Start of Working data

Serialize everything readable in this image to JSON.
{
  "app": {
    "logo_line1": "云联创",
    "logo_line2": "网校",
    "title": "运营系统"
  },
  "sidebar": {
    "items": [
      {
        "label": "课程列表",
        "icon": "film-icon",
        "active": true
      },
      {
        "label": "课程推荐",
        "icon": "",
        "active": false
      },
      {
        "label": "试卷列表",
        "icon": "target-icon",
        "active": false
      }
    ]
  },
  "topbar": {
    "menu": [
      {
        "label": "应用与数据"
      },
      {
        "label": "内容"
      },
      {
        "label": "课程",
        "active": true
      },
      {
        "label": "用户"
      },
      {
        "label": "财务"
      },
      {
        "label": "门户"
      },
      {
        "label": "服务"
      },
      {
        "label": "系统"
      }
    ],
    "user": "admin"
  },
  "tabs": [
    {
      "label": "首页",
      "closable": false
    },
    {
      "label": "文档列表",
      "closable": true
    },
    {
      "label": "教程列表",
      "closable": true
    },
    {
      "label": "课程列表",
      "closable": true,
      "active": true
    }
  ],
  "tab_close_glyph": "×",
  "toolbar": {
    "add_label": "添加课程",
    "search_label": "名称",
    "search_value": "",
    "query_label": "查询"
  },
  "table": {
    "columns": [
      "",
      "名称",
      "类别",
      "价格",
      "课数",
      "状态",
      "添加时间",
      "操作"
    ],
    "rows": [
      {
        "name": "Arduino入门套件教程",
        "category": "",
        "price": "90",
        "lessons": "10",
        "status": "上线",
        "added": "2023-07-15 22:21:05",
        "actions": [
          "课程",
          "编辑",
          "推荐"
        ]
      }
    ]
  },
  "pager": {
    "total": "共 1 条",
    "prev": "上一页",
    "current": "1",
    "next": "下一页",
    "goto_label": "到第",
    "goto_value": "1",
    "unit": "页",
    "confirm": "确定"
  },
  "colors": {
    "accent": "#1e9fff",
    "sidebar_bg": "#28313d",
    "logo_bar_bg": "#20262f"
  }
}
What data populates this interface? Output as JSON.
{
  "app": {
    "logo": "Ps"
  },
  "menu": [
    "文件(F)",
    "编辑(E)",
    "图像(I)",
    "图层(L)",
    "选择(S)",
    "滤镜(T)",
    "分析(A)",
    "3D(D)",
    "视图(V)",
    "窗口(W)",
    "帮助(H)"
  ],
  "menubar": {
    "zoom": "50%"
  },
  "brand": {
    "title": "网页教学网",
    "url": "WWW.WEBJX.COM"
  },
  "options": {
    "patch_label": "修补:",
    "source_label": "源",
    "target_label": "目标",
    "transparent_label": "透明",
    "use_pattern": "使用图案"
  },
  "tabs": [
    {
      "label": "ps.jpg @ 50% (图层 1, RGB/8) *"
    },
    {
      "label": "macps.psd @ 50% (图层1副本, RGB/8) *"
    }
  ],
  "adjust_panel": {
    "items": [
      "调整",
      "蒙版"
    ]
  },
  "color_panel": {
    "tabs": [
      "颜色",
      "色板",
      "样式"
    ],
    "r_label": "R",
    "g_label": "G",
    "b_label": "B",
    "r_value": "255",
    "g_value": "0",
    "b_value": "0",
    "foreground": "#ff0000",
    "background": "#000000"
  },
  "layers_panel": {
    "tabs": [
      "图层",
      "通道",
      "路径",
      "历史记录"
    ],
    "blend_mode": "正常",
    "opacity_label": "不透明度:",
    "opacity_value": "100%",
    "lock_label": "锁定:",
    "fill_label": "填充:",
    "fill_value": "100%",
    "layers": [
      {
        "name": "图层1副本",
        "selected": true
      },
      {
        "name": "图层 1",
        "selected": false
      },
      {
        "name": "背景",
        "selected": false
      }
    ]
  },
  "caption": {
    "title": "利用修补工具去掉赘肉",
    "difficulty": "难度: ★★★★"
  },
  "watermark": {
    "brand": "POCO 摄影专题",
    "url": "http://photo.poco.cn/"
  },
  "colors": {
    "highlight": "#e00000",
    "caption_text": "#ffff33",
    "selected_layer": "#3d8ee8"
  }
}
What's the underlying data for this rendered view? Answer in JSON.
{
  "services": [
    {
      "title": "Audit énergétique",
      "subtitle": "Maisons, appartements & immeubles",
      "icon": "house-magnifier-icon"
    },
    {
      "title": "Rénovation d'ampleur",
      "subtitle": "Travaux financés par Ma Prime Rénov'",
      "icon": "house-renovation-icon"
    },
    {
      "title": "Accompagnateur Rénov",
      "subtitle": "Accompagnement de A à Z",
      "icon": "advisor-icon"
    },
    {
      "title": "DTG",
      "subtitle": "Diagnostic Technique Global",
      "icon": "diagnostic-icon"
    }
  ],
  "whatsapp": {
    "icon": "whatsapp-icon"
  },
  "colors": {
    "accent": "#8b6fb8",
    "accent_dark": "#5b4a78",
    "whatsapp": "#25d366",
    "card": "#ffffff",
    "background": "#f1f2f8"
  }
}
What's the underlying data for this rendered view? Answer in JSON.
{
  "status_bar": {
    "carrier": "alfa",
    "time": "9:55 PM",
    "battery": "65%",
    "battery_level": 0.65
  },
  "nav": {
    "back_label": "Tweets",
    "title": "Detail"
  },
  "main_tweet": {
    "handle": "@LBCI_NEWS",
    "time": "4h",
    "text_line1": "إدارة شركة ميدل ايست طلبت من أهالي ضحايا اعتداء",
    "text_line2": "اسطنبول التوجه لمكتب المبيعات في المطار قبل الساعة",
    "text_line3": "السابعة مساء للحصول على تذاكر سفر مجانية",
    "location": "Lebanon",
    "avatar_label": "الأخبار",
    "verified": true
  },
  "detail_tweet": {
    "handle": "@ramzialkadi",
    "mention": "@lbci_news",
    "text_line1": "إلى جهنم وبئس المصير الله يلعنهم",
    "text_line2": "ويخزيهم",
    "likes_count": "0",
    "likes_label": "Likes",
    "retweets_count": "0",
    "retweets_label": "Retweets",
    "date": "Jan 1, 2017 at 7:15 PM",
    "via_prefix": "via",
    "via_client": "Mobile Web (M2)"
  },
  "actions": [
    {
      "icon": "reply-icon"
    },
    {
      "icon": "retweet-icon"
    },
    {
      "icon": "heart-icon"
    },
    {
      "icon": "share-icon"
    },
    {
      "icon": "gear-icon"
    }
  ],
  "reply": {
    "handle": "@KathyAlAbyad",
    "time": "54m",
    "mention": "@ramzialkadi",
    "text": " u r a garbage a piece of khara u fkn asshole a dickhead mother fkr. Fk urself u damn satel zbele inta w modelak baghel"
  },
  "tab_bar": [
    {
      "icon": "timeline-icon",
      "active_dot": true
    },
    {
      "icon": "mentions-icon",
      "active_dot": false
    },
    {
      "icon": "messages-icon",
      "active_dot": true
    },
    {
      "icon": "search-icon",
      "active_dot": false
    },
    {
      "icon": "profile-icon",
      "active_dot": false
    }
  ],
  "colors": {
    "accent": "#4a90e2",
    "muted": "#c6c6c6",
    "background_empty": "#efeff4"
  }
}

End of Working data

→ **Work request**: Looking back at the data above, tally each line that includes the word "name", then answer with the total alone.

→ **Answer to this task**: 4